To give the gist of this passage (and the bits before and after it), Thoreau is arguing against the concept of "wisdom [that] comes with age", or "the wisdom of the elders".
In Thoreau's view, most people have dedicated their lives to unimportant goals, e.g. accumulating wealth.
By a seeming fate, commonly called necessity, [men] are employed, as it says in an old book, laying up treasures which moth and rust will corrupt and thieves break through and steal.1 It is a fool's life, as they will find when they get to the end of it, if not before.
Besides being dull, these goals are also difficult or impossible to fully satisfy, leading these people to judge themselves as failures even by their own standards. Hence, Thoreau's famous assertion that "[t]he mass of men lead lives of quiet desperation".
Because these people cannot imagine an alternative, meaningful way of living—because they "honestly think there is no choice left"—they do not (in Thoreau's opinion) learn anything useful from their experiences. They spend their entire lives barking up the wrong tree. Thus, age does not bring wisdom.
Practically, the old have no very important advice to give the young, their own experience has been so partial, and their lives have been such miserable failures... I have lived some thirty years on this planet, and I have yet to hear the first syllable of valuable or even earnest advice from my seniors. They have told me nothing, and probably cannot tell me any thing, to the purpose. [...] If I have any experience which I think valuable, I am sure to reflect that this my Mentors said nothing about.
If we accept the premise that our elders and ancestors gave us a poor example of how to live life, and that we shouldn't follow in their footsteps, then the only logical alternative (which is what Thoreau proposes) is to blaze a new trail and do the things they didn't do.
What old people say you cannot do, you try and find that you can.
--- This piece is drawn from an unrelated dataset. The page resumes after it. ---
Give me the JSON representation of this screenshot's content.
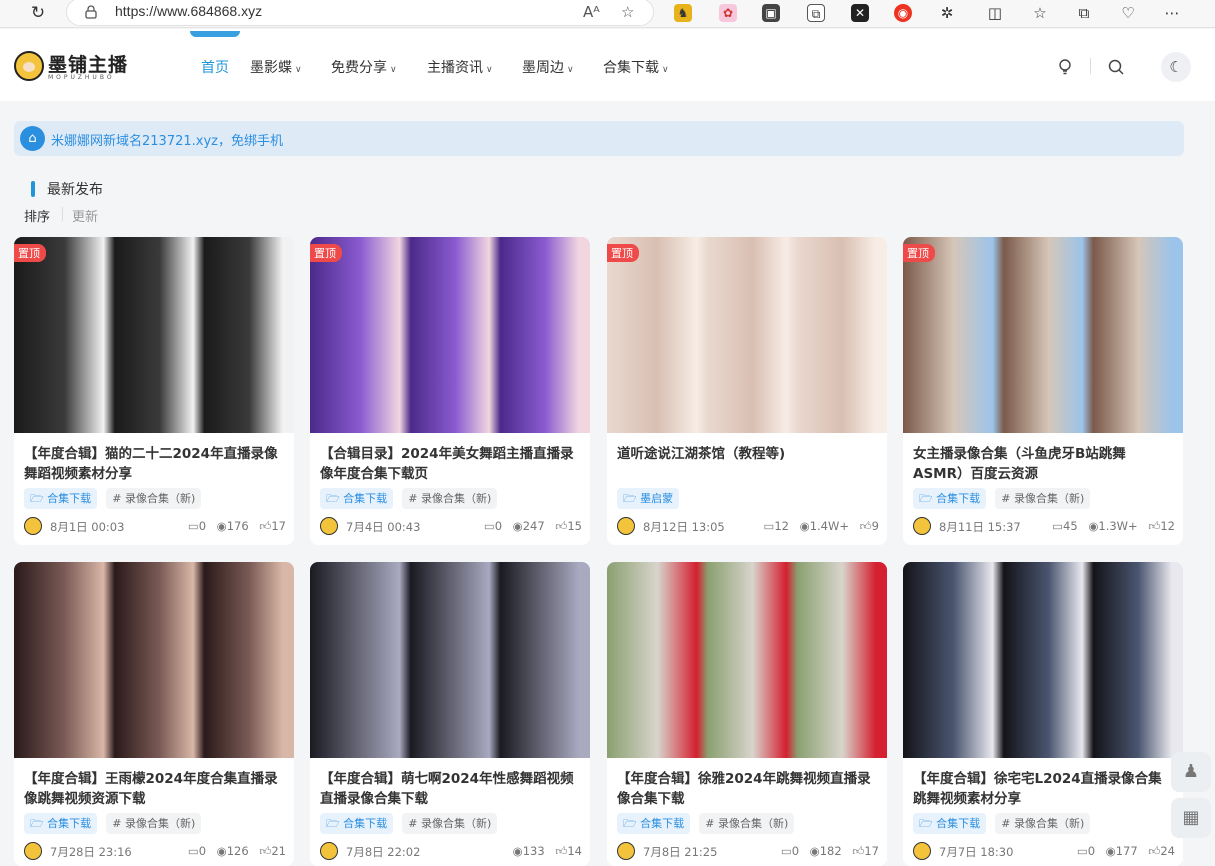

Old deeds for old people, and new deeds for new.
When Thoreau contrasts "old people" with "new [people]", he doesn't simply mean seventy-year-olds versus twenty-year-olds, although there is an element of that. The "new [people]" are, in Thoreau's vision, a new kind of people, making a clean break from a species of "tedium and ennui" that is "as old as Adam".
...man's capacities have never been measured; nor are we to judge of what he can do by any precedents, so little has been tried.
In short, Thoreau is calling for a kind of spiritual progress.
As an aside, the phrasing of the bolded sentence reminds me somewhat of that biblical metaphor about putting new wine into new wineskins (or "bottles", in the King James Version). This might be intentional, since Thoreau makes other biblical allusions in the text, but I could be reading too much into it. Judge for yourself:
Neither do men put new wine into old bottles: else the bottles break, and the wine runneth out, and the bottles perish: but they put new wine into new bottles, and both are preserved.
And no man putteth new wine into old bottles: else the new wine doth burst the bottles, and the wine is spilled, and the bottles will be marred: but new wine must be put into new bottles.
1 Matthew 6:19